> **What you will do**:
Repeat the following data exactly, omitting pictures.

[[ Records shown open ]]

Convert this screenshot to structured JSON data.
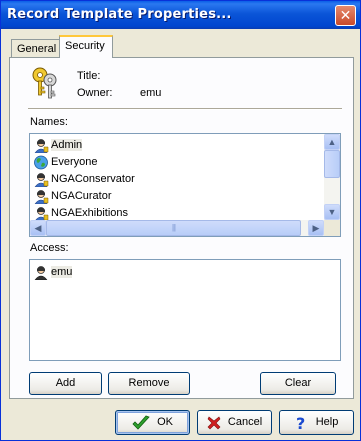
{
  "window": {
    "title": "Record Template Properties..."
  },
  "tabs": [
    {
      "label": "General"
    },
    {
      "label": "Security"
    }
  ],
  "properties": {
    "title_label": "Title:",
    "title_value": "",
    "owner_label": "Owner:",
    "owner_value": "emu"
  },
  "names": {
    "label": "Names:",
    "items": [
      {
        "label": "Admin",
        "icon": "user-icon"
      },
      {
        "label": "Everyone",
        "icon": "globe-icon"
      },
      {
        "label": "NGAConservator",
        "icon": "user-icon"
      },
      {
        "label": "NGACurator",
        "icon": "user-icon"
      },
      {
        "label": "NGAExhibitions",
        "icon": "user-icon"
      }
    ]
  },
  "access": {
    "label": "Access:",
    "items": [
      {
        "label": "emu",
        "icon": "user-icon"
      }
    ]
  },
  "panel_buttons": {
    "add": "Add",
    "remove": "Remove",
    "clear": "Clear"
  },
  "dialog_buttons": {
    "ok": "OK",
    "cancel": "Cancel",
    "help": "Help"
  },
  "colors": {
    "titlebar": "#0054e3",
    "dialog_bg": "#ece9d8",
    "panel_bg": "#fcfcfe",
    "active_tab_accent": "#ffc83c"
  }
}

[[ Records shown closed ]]

> **Exercise solution**:
Convert this screenshot to structured JSON data.
{
  "window": {
    "title": "Record Template Properties..."
  },
  "tabs": [
    {
      "label": "General"
    },
    {
      "label": "Security"
    }
  ],
  "properties": {
    "title_label": "Title:",
    "title_value": "",
    "owner_label": "Owner:",
    "owner_value": "emu"
  },
  "names": {
    "label": "Names:",
    "items": [
      {
        "label": "Admin",
        "icon": "user-icon"
      },
      {
        "label": "Everyone",
        "icon": "globe-icon"
      },
      {
        "label": "NGAConservator",
        "icon": "user-icon"
      },
      {
        "label": "NGACurator",
        "icon": "user-icon"
      },
      {
        "label": "NGAExhibitions",
        "icon": "user-icon"
      }
    ]
  },
  "access": {
    "label": "Access:",
    "items": [
      {
        "label": "emu",
        "icon": "user-icon"
      }
    ]
  },
  "panel_buttons": {
    "add": "Add",
    "remove": "Remove",
    "clear": "Clear"
  },
  "dialog_buttons": {
    "ok": "OK",
    "cancel": "Cancel",
    "help": "Help"
  },
  "colors": {
    "titlebar": "#0054e3",
    "dialog_bg": "#ece9d8",
    "panel_bg": "#fcfcfe",
    "active_tab_accent": "#ffc83c"
  }
}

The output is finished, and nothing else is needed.